But upon closing that last page, I shrugged my shoulders and said, “Meh”. I mentally gave the book a 2 star rating out of 5. I liked the concept, and enjoyed the author’s writing style. But for some reason … and I could never put my finger on why … I didn’t connect emotionally with the MC. Actually, with any of the characters.

Yet I read that book front to back, just because the premise and writing style drew me in and held my attention. So I guess there’s hope; even without the vroom, sometimes people are willing to shift it into neutral and push on to the end of the road, if only to take in the scenery.

Some readers may not like my fantasy worlds or my plots, or they may not like my characters for their decisions or actions. My characters are flawed and human; sometimes they make mistakes, or don't think things through and act impulsively like real people do. If I write them in such a way to try to fit everyone's ideal, they become nothing more than cardboard cutouts. So, I have to stay true to my characters and my story, although it will mean losing some readers.
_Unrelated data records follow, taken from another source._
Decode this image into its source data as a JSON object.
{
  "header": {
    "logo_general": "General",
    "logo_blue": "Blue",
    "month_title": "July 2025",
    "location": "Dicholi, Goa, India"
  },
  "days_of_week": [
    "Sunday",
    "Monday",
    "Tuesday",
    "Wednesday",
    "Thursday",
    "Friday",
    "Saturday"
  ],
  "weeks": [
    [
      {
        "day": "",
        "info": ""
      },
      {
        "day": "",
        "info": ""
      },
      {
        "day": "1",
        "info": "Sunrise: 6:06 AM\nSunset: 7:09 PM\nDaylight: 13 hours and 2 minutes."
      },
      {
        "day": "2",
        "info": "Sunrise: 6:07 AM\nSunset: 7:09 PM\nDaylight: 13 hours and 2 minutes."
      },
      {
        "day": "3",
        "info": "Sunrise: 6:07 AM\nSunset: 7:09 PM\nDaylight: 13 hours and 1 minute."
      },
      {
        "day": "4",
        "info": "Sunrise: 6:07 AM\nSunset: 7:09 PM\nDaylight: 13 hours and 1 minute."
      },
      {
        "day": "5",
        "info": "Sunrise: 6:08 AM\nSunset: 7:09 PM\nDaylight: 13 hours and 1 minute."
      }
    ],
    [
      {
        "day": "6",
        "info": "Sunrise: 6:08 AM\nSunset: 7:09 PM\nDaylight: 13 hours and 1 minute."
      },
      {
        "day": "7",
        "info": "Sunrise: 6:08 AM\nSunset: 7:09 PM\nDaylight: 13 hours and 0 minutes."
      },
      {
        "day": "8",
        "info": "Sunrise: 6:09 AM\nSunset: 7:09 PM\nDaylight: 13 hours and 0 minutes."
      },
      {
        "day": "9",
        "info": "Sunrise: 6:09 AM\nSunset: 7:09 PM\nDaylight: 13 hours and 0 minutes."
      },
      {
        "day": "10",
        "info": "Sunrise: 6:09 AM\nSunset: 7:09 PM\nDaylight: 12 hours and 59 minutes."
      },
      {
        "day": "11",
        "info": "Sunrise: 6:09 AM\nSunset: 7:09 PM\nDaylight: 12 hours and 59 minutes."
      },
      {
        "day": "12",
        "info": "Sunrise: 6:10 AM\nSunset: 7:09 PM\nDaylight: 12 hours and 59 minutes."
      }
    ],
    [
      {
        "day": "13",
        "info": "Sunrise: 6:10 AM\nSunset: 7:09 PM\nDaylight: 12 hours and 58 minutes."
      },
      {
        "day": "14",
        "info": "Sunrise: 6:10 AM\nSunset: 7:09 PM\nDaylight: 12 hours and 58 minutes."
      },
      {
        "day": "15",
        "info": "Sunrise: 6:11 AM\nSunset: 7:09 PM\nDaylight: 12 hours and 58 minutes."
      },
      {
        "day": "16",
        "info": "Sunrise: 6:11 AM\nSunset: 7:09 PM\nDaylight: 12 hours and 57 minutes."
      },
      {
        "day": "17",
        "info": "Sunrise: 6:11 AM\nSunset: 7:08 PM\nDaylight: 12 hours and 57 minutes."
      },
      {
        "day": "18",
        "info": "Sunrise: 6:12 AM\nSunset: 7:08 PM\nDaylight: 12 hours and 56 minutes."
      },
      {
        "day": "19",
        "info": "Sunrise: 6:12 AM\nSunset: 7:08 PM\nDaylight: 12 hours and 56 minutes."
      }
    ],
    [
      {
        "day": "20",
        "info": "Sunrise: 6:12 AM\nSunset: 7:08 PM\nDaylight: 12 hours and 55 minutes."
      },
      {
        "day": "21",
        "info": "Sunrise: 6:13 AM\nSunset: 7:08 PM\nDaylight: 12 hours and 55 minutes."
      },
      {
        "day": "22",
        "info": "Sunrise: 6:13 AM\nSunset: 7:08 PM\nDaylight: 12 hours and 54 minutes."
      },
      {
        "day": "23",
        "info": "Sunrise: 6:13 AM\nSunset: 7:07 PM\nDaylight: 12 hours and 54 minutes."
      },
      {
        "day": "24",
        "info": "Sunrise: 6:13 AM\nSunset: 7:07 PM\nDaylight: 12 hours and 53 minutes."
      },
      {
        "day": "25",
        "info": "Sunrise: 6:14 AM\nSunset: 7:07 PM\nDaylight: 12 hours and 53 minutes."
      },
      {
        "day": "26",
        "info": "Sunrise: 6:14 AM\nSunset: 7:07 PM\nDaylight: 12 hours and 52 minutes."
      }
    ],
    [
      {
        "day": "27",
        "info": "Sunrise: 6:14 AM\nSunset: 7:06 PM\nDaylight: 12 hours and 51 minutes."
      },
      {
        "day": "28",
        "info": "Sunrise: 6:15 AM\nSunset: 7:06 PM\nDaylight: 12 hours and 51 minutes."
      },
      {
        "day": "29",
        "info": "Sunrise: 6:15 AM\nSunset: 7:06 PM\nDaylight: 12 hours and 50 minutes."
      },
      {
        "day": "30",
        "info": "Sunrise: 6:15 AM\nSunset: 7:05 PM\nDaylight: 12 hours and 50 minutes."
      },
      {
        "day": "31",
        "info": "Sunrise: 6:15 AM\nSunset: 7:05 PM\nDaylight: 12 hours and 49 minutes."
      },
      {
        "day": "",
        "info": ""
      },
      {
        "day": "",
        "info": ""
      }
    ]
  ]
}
But even if someone doesn't like one element of my book, maybe they'll like another enough to read it to the very last line. That's an accomplishment in and of itself.

Maybe the science of writing isn’t quite as precise as the science of automobiles. But it occurred to me that subjectivity can be compared to finding the right spark plug (book) to fit the right engine (reader). Not everyone will love my stories, or my characters, or even my writing style. But all three WILL appeal to some and I will be a perfect fit for them. There’s just too many people with differing opinions and interests for it not to.

So, my hope now that my debut novel is finally getting read? That most readers will like at least one thing about it enough to push through to the end. But even more, I hope to be the spark plug some reader has been looking high and low for, that they'll connect to the story in everyway, and it will ignite their imagination.

And then: Vroom vroom … let the magic begin.